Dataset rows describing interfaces
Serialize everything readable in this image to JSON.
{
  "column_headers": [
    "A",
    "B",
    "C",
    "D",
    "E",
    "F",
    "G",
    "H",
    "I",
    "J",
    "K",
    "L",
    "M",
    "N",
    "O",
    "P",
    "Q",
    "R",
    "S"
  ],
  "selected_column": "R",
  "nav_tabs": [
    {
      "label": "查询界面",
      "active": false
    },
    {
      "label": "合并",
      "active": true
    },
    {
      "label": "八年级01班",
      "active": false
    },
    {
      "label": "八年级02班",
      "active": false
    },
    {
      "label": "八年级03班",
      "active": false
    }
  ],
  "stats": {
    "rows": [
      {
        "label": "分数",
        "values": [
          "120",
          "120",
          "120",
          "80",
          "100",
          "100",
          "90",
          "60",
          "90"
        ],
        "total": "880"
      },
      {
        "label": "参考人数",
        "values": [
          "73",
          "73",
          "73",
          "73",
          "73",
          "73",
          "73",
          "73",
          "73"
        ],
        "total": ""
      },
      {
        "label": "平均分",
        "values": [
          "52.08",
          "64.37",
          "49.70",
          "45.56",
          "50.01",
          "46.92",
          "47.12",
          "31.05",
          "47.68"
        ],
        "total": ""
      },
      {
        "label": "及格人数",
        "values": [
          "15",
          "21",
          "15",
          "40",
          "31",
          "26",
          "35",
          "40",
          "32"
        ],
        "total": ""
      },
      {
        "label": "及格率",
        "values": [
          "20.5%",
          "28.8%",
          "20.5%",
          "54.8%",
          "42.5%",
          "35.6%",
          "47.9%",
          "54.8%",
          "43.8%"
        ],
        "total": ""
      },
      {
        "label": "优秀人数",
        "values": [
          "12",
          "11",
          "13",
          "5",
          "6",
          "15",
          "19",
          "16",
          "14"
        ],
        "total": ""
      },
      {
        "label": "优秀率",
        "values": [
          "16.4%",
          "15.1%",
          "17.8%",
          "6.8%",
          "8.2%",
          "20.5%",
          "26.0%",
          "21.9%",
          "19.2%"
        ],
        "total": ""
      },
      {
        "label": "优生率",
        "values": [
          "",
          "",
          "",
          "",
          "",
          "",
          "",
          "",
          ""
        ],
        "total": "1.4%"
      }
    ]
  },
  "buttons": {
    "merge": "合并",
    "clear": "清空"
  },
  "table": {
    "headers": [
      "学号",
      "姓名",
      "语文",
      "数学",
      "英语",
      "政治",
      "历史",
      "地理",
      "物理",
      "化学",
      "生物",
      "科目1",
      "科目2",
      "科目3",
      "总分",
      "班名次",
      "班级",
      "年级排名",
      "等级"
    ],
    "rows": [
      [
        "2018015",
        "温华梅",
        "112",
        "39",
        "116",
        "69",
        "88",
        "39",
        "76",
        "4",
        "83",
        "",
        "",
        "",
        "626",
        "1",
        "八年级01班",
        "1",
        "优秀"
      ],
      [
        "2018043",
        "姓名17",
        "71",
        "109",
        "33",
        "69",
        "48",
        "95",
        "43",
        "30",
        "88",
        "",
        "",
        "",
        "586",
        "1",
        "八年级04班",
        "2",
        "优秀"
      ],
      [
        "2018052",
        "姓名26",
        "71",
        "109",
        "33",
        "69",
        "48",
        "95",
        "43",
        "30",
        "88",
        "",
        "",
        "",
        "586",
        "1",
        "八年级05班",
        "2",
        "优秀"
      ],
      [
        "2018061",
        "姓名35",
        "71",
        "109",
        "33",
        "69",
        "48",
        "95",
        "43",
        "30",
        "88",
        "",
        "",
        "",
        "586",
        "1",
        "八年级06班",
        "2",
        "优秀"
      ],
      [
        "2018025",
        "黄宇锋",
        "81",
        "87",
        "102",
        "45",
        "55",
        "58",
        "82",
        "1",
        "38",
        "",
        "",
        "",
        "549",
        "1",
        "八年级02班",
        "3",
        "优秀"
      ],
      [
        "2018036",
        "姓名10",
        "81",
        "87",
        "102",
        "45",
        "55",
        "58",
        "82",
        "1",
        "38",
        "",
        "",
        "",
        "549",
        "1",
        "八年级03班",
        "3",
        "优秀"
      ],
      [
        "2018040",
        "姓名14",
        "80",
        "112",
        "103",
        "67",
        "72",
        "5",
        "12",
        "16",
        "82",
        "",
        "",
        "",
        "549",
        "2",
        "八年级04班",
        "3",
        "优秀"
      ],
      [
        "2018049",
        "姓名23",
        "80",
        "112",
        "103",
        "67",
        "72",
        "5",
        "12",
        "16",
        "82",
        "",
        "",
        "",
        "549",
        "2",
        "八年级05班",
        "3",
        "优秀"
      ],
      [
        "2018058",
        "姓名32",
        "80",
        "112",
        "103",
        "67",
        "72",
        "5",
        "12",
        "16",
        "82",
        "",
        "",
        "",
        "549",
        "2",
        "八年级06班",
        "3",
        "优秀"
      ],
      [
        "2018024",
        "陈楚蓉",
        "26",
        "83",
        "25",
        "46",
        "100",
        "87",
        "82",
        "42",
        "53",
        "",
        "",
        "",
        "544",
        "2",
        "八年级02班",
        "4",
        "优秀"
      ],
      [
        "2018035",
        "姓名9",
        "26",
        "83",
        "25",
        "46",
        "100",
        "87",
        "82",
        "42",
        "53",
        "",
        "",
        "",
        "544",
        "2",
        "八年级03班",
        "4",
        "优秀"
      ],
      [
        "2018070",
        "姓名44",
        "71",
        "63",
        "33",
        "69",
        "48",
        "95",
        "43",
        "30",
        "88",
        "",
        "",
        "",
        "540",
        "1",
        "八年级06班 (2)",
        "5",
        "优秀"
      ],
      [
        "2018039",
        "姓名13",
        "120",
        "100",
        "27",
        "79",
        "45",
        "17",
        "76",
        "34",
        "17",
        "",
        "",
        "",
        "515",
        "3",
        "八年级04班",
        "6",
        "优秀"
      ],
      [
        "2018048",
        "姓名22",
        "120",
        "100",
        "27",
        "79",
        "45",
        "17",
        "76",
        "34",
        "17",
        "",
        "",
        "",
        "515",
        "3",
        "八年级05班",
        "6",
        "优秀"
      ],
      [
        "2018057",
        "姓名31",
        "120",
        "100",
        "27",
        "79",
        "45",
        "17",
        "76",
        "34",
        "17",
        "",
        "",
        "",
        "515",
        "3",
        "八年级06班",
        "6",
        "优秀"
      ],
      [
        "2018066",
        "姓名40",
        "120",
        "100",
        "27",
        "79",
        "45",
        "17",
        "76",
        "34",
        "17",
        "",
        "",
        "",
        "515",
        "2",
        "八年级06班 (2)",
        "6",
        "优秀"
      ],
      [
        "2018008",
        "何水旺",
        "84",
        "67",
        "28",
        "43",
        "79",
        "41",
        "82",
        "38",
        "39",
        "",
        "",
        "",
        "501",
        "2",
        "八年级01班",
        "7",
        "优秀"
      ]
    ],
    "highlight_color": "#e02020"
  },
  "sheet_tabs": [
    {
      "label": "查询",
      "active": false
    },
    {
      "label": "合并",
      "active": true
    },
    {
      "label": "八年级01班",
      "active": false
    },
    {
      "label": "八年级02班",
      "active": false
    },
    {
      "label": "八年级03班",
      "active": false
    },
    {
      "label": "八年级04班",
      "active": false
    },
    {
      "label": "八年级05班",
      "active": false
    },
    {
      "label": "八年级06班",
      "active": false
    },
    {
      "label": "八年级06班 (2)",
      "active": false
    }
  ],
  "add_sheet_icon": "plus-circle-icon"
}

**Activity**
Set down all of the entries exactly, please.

**Answer space**
Serialize everything readable in this image to JSON.
{
  "column_headers": [
    "A",
    "B",
    "C",
    "D",
    "E",
    "F",
    "G",
    "H",
    "I",
    "J",
    "K",
    "L",
    "M",
    "N",
    "O",
    "P",
    "Q",
    "R",
    "S"
  ],
  "selected_column": "R",
  "nav_tabs": [
    {
      "label": "查询界面",
      "active": false
    },
    {
      "label": "合并",
      "active": true
    },
    {
      "label": "八年级01班",
      "active": false
    },
    {
      "label": "八年级02班",
      "active": false
    },
    {
      "label": "八年级03班",
      "active": false
    }
  ],
  "stats": {
    "rows": [
      {
        "label": "分数",
        "values": [
          "120",
          "120",
          "120",
          "80",
          "100",
          "100",
          "90",
          "60",
          "90"
        ],
        "total": "880"
      },
      {
        "label": "参考人数",
        "values": [
          "73",
          "73",
          "73",
          "73",
          "73",
          "73",
          "73",
          "73",
          "73"
        ],
        "total": ""
      },
      {
        "label": "平均分",
        "values": [
          "52.08",
          "64.37",
          "49.70",
          "45.56",
          "50.01",
          "46.92",
          "47.12",
          "31.05",
          "47.68"
        ],
        "total": ""
      },
      {
        "label": "及格人数",
        "values": [
          "15",
          "21",
          "15",
          "40",
          "31",
          "26",
          "35",
          "40",
          "32"
        ],
        "total": ""
      },
      {
        "label": "及格率",
        "values": [
          "20.5%",
          "28.8%",
          "20.5%",
          "54.8%",
          "42.5%",
          "35.6%",
          "47.9%",
          "54.8%",
          "43.8%"
        ],
        "total": ""
      },
      {
        "label": "优秀人数",
        "values": [
          "12",
          "11",
          "13",
          "5",
          "6",
          "15",
          "19",
          "16",
          "14"
        ],
        "total": ""
      },
      {
        "label": "优秀率",
        "values": [
          "16.4%",
          "15.1%",
          "17.8%",
          "6.8%",
          "8.2%",
          "20.5%",
          "26.0%",
          "21.9%",
          "19.2%"
        ],
        "total": ""
      },
      {
        "label": "优生率",
        "values": [
          "",
          "",
          "",
          "",
          "",
          "",
          "",
          "",
          ""
        ],
        "total": "1.4%"
      }
    ]
  },
  "buttons": {
    "merge": "合并",
    "clear": "清空"
  },
  "table": {
    "headers": [
      "学号",
      "姓名",
      "语文",
      "数学",
      "英语",
      "政治",
      "历史",
      "地理",
      "物理",
      "化学",
      "生物",
      "科目1",
      "科目2",
      "科目3",
      "总分",
      "班名次",
      "班级",
      "年级排名",
      "等级"
    ],
    "rows": [
      [
        "2018015",
        "温华梅",
        "112",
        "39",
        "116",
        "69",
        "88",
        "39",
        "76",
        "4",
        "83",
        "",
        "",
        "",
        "626",
        "1",
        "八年级01班",
        "1",
        "优秀"
      ],
      [
        "2018043",
        "姓名17",
        "71",
        "109",
        "33",
        "69",
        "48",
        "95",
        "43",
        "30",
        "88",
        "",
        "",
        "",
        "586",
        "1",
        "八年级04班",
        "2",
        "优秀"
      ],
      [
        "2018052",
        "姓名26",
        "71",
        "109",
        "33",
        "69",
        "48",
        "95",
        "43",
        "30",
        "88",
        "",
        "",
        "",
        "586",
        "1",
        "八年级05班",
        "2",
        "优秀"
      ],
      [
        "2018061",
        "姓名35",
        "71",
        "109",
        "33",
        "69",
        "48",
        "95",
        "43",
        "30",
        "88",
        "",
        "",
        "",
        "586",
        "1",
        "八年级06班",
        "2",
        "优秀"
      ],
      [
        "2018025",
        "黄宇锋",
        "81",
        "87",
        "102",
        "45",
        "55",
        "58",
        "82",
        "1",
        "38",
        "",
        "",
        "",
        "549",
        "1",
        "八年级02班",
        "3",
        "优秀"
      ],
      [
        "2018036",
        "姓名10",
        "81",
        "87",
        "102",
        "45",
        "55",
        "58",
        "82",
        "1",
        "38",
        "",
        "",
        "",
        "549",
        "1",
        "八年级03班",
        "3",
        "优秀"
      ],
      [
        "2018040",
        "姓名14",
        "80",
        "112",
        "103",
        "67",
        "72",
        "5",
        "12",
        "16",
        "82",
        "",
        "",
        "",
        "549",
        "2",
        "八年级04班",
        "3",
        "优秀"
      ],
      [
        "2018049",
        "姓名23",
        "80",
        "112",
        "103",
        "67",
        "72",
        "5",
        "12",
        "16",
        "82",
        "",
        "",
        "",
        "549",
        "2",
        "八年级05班",
        "3",
        "优秀"
      ],
      [
        "2018058",
        "姓名32",
        "80",
        "112",
        "103",
        "67",
        "72",
        "5",
        "12",
        "16",
        "82",
        "",
        "",
        "",
        "549",
        "2",
        "八年级06班",
        "3",
        "优秀"
      ],
      [
        "2018024",
        "陈楚蓉",
        "26",
        "83",
        "25",
        "46",
        "100",
        "87",
        "82",
        "42",
        "53",
        "",
        "",
        "",
        "544",
        "2",
        "八年级02班",
        "4",
        "优秀"
      ],
      [
        "2018035",
        "姓名9",
        "26",
        "83",
        "25",
        "46",
        "100",
        "87",
        "82",
        "42",
        "53",
        "",
        "",
        "",
        "544",
        "2",
        "八年级03班",
        "4",
        "优秀"
      ],
      [
        "2018070",
        "姓名44",
        "71",
        "63",
        "33",
        "69",
        "48",
        "95",
        "43",
        "30",
        "88",
        "",
        "",
        "",
        "540",
        "1",
        "八年级06班 (2)",
        "5",
        "优秀"
      ],
      [
        "2018039",
        "姓名13",
        "120",
        "100",
        "27",
        "79",
        "45",
        "17",
        "76",
        "34",
        "17",
        "",
        "",
        "",
        "515",
        "3",
        "八年级04班",
        "6",
        "优秀"
      ],
      [
        "2018048",
        "姓名22",
        "120",
        "100",
        "27",
        "79",
        "45",
        "17",
        "76",
        "34",
        "17",
        "",
        "",
        "",
        "515",
        "3",
        "八年级05班",
        "6",
        "优秀"
      ],
      [
        "2018057",
        "姓名31",
        "120",
        "100",
        "27",
        "79",
        "45",
        "17",
        "76",
        "34",
        "17",
        "",
        "",
        "",
        "515",
        "3",
        "八年级06班",
        "6",
        "优秀"
      ],
      [
        "2018066",
        "姓名40",
        "120",
        "100",
        "27",
        "79",
        "45",
        "17",
        "76",
        "34",
        "17",
        "",
        "",
        "",
        "515",
        "2",
        "八年级06班 (2)",
        "6",
        "优秀"
      ],
      [
        "2018008",
        "何水旺",
        "84",
        "67",
        "28",
        "43",
        "79",
        "41",
        "82",
        "38",
        "39",
        "",
        "",
        "",
        "501",
        "2",
        "八年级01班",
        "7",
        "优秀"
      ]
    ],
    "highlight_color": "#e02020"
  },
  "sheet_tabs": [
    {
      "label": "查询",
      "active": false
    },
    {
      "label": "合并",
      "active": true
    },
    {
      "label": "八年级01班",
      "active": false
    },
    {
      "label": "八年级02班",
      "active": false
    },
    {
      "label": "八年级03班",
      "active": false
    },
    {
      "label": "八年级04班",
      "active": false
    },
    {
      "label": "八年级05班",
      "active": false
    },
    {
      "label": "八年级06班",
      "active": false
    },
    {
      "label": "八年级06班 (2)",
      "active": false
    }
  ],
  "add_sheet_icon": "plus-circle-icon"
}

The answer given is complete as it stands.